### [PROMPT]
For each line below that contains the word "structured", make a copy.

### [Component data from apps and pages]
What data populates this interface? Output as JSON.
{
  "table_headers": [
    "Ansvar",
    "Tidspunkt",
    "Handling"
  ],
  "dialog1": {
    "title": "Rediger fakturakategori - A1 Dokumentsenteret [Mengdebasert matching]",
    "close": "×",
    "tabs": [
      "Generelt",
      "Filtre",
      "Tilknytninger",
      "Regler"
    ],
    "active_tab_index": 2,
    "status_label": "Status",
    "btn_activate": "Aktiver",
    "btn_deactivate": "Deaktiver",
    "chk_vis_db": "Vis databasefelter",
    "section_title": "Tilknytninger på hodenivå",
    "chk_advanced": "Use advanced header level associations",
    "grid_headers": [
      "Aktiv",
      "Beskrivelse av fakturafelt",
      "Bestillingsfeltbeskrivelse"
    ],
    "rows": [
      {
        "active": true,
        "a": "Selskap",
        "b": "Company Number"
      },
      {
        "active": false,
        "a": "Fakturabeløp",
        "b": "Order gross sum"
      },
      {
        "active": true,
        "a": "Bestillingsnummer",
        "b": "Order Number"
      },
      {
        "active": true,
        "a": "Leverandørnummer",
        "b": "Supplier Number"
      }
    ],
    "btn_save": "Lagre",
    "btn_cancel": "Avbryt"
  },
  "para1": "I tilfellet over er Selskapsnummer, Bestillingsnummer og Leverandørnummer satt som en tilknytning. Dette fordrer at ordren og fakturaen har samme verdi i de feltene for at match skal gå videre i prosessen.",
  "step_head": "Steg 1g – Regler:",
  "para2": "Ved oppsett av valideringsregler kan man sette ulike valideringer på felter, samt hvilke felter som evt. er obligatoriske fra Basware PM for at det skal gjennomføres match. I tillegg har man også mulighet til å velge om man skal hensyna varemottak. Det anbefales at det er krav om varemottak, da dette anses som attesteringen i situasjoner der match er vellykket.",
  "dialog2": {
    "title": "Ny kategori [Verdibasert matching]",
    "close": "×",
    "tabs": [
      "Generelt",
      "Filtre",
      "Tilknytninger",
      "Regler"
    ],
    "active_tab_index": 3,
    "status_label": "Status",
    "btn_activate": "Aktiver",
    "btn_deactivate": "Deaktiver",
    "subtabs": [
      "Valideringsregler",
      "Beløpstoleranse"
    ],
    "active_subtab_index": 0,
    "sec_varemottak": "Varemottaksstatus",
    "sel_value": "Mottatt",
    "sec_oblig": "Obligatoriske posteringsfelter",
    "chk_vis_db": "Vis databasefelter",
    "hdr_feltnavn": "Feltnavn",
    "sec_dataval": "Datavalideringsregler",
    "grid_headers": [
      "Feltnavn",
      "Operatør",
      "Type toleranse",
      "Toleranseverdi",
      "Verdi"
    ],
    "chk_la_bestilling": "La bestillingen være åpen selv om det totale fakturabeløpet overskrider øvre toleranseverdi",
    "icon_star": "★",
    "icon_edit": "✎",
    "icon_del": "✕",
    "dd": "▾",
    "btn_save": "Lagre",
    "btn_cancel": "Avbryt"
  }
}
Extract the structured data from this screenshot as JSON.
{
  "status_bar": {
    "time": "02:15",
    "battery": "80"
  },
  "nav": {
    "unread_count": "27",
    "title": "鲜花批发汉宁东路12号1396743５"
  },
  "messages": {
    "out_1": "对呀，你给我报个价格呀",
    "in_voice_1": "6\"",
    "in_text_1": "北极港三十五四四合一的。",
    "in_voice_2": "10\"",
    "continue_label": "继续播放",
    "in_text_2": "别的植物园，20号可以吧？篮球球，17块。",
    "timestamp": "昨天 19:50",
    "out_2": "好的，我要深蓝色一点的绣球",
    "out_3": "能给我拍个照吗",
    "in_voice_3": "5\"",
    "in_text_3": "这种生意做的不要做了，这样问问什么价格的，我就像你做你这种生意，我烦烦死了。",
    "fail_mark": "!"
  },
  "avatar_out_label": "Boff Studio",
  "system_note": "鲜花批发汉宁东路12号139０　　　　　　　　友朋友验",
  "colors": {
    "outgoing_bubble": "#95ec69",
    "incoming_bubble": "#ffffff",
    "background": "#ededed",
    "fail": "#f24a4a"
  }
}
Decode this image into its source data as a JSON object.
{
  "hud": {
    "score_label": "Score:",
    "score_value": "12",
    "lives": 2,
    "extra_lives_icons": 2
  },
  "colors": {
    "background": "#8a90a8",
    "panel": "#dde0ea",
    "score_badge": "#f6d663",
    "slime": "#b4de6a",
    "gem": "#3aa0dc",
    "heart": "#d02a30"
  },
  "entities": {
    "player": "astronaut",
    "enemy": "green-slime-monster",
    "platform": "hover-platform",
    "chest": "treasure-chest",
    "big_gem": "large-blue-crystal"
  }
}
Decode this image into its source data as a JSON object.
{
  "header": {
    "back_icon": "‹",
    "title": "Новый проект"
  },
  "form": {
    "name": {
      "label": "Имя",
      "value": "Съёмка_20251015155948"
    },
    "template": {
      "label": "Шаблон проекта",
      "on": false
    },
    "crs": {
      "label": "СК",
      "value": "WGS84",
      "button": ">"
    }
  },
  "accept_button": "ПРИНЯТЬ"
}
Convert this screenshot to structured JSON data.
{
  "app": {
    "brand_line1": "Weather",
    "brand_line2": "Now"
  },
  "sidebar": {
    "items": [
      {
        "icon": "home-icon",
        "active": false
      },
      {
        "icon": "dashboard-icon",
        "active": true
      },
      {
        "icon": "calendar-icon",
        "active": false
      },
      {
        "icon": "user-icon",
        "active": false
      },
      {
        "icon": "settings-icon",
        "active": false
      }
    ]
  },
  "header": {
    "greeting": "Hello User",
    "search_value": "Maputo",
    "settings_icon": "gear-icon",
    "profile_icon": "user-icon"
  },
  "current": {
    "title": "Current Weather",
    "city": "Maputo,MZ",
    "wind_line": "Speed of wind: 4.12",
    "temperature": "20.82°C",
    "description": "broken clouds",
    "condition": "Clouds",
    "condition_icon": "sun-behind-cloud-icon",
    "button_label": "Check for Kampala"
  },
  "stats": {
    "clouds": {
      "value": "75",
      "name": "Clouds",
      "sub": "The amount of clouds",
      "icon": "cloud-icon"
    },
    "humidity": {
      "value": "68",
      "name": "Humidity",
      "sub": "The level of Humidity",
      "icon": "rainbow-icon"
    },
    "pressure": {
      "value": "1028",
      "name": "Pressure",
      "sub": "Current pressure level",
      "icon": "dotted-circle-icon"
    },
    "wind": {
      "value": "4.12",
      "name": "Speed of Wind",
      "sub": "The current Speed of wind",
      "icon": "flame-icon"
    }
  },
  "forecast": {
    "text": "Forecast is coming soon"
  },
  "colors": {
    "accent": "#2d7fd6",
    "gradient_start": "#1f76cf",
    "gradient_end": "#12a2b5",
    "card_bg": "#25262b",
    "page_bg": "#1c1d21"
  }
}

### [EXERCISE RESPONSE]
Extract the structured data from this screenshot as JSON.
Convert this screenshot to structured JSON data.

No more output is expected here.